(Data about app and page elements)
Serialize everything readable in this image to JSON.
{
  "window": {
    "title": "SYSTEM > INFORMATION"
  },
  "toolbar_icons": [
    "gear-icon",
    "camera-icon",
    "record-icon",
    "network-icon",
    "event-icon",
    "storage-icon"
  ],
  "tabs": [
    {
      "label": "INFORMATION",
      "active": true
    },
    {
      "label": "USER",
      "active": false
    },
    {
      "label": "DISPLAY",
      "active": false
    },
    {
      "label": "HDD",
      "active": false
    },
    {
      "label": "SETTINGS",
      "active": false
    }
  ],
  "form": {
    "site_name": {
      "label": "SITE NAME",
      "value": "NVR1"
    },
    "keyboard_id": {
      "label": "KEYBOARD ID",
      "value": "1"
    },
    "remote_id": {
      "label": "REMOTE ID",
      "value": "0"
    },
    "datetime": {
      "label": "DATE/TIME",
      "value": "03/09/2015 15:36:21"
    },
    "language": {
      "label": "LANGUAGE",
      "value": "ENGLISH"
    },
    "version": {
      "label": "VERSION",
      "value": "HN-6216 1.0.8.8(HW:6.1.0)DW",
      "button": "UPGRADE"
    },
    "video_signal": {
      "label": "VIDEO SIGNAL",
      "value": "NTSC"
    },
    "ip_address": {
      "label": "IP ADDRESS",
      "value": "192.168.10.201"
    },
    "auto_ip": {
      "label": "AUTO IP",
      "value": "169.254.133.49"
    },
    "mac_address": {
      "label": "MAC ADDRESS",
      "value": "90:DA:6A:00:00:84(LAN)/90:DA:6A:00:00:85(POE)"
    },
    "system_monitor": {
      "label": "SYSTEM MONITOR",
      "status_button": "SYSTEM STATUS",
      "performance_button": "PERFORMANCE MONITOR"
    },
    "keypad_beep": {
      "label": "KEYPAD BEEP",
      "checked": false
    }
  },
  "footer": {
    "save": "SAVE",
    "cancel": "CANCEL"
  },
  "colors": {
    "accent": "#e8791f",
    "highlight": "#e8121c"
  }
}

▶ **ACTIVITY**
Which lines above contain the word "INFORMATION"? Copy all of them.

▶ **YOUR SOLUTION**
    "title": "SYSTEM > INFORMATION"
      "label": "INFORMATION",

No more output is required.